Audioprosthologists hold advanced training from an accredited university and have special training in the identification, assessment and non-medical treatment of hearing disorders. They must complete a first year’s masters program. They must pass a demanding national examination. They are also usually licensed as Hearing Instrument Specialist and licensed by the state they practice in.
2. How long have you been fitting hearing instruments?
Fitting hearing aids correctly is both an art and a science. An audioprosthologist who has fitted thousands of patients is more likely to recognize and solve problems, thereby ensuring a proper fitting with full benefit from your hearing instruments. Less experienced hearing professionals may fail to activate up to 50% of a hearing instrument’s capabilities. They’ll provide little or no follow-up care because they don’t know how to solve hearing instrument performance problems.
3. How will you determine what’s best for my hearing situation?
Your hearing professional should take a thorough history of your hearing problem and your general health. He or she should also discuss your life needs and perform a comprehensive hearing assessment. In addition to routine tone and speech tests, he or she must perform measurements for comfortable and uncomfortable loudness levels with the goal of reestablishing normal loudness perception. Too often, hearing professionals omit these vital tests. These procedures are time consuming and many aren’t trained well enough to understand their importance.

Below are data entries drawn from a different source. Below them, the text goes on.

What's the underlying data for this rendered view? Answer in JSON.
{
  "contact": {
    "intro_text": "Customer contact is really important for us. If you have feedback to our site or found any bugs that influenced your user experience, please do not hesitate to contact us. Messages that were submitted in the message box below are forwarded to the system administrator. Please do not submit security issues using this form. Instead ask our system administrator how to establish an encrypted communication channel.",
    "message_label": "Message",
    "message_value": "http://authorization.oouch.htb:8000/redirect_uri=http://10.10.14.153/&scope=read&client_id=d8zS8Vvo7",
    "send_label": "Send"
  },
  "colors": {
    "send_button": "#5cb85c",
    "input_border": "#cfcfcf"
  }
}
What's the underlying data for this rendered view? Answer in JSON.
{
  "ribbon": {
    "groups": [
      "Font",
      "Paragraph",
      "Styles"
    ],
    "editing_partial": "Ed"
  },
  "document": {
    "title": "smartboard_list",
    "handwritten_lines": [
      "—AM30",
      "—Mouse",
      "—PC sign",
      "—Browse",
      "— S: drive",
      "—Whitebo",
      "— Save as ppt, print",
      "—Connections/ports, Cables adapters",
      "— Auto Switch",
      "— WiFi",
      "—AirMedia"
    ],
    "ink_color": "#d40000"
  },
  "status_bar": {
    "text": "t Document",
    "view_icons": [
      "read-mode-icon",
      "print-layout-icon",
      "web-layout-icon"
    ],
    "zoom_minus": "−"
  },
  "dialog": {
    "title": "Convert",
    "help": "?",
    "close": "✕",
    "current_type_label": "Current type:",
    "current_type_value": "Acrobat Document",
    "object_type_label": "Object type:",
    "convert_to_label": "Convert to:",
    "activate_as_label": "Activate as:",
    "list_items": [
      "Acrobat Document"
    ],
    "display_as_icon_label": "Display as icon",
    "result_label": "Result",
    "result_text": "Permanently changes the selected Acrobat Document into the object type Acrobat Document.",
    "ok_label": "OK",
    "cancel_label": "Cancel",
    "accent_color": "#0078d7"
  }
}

4. How computer savvy are you?
Digital (computerized) hearing instruments are the standard of the industry. The least expensive digital units out-perform the best analog hearing aids and cost no more. Some hearing professionals may try to steer you away from digital hearing aids because they don’t know how to program the instruments. If those hearing professionals do choose to fit digital aids, you will get only limited benefit.
5. How many digital manufacturers do you work with?
It’s a good sign if the audioprosthologist works with many manufacturers. This is because every person’s hearing loss is unique and each hearing instrument model provides distinct advantages. Thus, the audioprosthologist who uses several manufacturers has more options. It also means he/she is not simply relying on special deals from one company to improve the bottom line of his business.
6. Do all digital hearing instruments work the same?
Your hearing health care professional should be able to elaborate on what today’s digital hearing instruments can and cannot do. Ask them to describe the advantages of what the leading hearing instrument manufacturer’s offer– including Widex, Phonak, GN ReSound, Oticon Starkey, and Siemens.
7. What fees and costs should I expect?
There should never be any surprises. All of the costs should be explained to you up front and in writing. Your prospective audioprosthologist should strive to work within your budget to give you maximum value for your dollar.
8. What if I’m not satisfied?
Your audioprosthologist should explain that Florida law requires a 30-day trial period for any hearing instruments you are evaluating. He or she should also inform you that you’re entitled to a refund if you are dissatisfied for any reason before the trial period ends. Be suspicious if you are not informed of these legal rights.